# Records from a data source
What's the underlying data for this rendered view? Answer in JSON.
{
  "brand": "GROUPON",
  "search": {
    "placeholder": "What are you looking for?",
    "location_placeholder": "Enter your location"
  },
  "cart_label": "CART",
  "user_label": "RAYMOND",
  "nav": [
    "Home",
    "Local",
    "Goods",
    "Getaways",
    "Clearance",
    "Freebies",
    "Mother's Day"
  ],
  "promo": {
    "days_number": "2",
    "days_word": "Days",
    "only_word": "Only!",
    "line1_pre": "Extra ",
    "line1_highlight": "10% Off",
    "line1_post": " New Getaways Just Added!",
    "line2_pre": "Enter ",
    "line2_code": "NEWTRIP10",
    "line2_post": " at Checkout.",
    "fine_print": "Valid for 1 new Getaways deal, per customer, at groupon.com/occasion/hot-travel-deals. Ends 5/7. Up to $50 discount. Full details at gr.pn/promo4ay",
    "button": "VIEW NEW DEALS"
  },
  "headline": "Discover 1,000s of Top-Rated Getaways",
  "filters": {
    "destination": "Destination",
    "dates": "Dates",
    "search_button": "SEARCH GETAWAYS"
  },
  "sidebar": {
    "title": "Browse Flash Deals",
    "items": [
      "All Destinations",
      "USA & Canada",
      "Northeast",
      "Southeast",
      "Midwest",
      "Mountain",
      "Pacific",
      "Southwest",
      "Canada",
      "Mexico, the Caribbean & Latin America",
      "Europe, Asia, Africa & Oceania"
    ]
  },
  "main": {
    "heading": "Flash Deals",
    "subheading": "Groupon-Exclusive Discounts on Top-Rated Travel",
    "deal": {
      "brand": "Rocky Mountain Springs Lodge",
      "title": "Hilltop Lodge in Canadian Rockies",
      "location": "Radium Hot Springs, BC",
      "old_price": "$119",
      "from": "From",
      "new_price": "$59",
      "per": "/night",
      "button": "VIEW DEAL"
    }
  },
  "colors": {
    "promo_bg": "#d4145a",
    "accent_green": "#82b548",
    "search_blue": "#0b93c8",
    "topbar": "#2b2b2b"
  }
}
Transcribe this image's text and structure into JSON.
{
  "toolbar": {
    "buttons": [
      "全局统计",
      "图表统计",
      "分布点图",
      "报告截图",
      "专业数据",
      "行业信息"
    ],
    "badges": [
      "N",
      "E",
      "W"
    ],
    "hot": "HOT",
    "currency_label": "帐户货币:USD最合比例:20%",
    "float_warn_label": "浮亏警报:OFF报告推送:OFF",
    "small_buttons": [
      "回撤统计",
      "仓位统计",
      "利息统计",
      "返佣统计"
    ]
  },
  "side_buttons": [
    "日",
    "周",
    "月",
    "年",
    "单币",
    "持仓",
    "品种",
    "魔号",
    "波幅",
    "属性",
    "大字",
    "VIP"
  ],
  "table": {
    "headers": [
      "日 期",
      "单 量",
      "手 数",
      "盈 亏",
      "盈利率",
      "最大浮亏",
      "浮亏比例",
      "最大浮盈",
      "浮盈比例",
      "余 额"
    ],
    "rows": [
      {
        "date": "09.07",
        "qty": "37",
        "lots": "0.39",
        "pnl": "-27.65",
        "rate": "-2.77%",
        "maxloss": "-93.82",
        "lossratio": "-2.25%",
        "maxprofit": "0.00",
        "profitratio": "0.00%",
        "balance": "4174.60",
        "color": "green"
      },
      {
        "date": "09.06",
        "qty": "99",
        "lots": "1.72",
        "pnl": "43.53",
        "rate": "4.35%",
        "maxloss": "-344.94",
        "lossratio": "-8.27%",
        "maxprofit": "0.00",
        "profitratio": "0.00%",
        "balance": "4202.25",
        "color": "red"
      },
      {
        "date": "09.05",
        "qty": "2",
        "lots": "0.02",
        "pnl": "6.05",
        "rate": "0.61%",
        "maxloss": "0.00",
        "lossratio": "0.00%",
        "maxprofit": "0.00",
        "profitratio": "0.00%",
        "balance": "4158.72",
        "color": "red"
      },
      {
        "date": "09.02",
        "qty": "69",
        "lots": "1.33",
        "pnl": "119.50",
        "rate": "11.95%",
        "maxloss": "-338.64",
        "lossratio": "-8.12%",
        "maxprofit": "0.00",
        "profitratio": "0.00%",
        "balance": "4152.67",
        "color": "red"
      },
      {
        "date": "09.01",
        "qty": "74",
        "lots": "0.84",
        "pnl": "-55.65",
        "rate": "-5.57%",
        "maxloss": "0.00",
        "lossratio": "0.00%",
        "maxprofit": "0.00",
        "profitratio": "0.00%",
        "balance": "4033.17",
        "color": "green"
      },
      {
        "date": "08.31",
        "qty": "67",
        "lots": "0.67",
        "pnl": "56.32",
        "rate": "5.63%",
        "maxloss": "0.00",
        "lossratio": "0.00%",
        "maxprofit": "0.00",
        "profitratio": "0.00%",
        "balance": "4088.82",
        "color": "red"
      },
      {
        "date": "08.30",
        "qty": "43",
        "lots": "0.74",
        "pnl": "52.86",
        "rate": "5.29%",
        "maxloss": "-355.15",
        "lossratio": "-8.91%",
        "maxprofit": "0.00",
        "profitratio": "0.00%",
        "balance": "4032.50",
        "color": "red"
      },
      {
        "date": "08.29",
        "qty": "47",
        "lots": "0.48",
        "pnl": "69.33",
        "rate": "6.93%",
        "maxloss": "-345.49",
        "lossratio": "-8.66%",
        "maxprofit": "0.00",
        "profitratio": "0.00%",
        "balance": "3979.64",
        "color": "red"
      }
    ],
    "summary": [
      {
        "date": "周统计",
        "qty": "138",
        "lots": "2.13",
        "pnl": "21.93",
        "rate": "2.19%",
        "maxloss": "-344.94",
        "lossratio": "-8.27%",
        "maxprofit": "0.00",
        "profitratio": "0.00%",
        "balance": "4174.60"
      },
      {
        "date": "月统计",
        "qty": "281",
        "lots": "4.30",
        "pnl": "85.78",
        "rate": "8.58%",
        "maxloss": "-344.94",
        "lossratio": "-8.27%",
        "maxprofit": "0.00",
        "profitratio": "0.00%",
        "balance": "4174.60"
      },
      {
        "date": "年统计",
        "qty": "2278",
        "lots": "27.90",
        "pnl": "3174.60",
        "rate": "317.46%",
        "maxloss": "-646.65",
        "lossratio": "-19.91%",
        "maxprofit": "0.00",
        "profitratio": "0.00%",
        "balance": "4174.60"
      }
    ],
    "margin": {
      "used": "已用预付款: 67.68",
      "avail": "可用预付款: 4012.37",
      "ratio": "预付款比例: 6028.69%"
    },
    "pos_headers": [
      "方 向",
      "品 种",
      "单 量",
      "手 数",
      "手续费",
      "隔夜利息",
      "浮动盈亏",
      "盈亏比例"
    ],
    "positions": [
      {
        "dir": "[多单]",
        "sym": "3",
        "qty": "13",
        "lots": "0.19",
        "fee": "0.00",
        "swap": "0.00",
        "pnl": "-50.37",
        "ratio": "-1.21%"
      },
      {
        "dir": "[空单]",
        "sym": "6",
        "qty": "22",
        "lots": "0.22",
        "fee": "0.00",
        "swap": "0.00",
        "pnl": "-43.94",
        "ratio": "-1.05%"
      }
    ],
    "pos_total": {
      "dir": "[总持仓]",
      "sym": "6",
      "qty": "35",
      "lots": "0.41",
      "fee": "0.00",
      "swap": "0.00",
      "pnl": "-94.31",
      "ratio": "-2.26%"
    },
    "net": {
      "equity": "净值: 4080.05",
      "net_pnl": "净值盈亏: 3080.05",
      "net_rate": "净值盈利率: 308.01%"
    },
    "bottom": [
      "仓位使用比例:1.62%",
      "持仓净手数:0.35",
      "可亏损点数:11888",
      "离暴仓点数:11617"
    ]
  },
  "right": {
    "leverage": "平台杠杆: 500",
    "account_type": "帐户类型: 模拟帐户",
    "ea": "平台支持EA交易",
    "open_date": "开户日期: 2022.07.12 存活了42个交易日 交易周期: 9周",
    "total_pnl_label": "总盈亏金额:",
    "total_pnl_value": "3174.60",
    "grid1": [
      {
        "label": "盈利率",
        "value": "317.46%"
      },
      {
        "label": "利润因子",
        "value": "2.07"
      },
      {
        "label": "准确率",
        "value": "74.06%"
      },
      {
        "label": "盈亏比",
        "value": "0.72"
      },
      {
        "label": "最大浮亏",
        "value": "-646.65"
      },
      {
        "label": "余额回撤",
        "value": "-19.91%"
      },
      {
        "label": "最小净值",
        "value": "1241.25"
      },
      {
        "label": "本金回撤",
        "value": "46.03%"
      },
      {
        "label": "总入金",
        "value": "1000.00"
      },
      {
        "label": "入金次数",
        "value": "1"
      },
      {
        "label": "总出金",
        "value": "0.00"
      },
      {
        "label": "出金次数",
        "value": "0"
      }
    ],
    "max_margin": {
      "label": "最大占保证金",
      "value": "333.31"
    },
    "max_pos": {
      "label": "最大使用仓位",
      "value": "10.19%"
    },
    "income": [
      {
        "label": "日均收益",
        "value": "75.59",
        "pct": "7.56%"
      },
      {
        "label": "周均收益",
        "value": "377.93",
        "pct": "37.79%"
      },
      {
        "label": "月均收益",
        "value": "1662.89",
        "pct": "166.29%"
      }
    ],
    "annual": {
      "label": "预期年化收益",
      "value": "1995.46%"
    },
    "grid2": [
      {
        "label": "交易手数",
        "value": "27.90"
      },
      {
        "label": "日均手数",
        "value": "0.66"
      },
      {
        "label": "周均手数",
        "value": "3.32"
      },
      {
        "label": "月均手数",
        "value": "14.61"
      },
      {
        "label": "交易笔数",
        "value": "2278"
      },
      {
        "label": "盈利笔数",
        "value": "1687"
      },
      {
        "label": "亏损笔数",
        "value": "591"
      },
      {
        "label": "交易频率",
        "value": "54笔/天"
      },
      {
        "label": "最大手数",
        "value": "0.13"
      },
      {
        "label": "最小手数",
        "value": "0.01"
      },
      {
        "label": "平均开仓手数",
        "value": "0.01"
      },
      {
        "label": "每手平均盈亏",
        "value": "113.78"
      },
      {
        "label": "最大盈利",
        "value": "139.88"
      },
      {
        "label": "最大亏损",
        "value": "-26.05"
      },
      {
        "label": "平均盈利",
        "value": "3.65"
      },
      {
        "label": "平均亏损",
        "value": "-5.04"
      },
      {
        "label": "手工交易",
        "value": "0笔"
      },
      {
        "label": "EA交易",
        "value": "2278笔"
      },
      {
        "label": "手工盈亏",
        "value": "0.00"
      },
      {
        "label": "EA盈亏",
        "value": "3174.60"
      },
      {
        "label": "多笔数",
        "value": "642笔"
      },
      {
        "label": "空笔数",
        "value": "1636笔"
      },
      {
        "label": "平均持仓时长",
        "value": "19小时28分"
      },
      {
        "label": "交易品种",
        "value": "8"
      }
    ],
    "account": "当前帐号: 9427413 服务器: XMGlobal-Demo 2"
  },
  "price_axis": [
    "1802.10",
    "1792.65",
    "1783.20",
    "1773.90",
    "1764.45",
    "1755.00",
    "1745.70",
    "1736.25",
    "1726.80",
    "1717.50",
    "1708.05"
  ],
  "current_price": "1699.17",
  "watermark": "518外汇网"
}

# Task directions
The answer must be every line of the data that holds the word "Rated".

# Output
  "headline": "Discover 1,000s of Top-Rated Getaways",
    "subheading": "Groupon-Exclusive Discounts on Top-Rated Travel",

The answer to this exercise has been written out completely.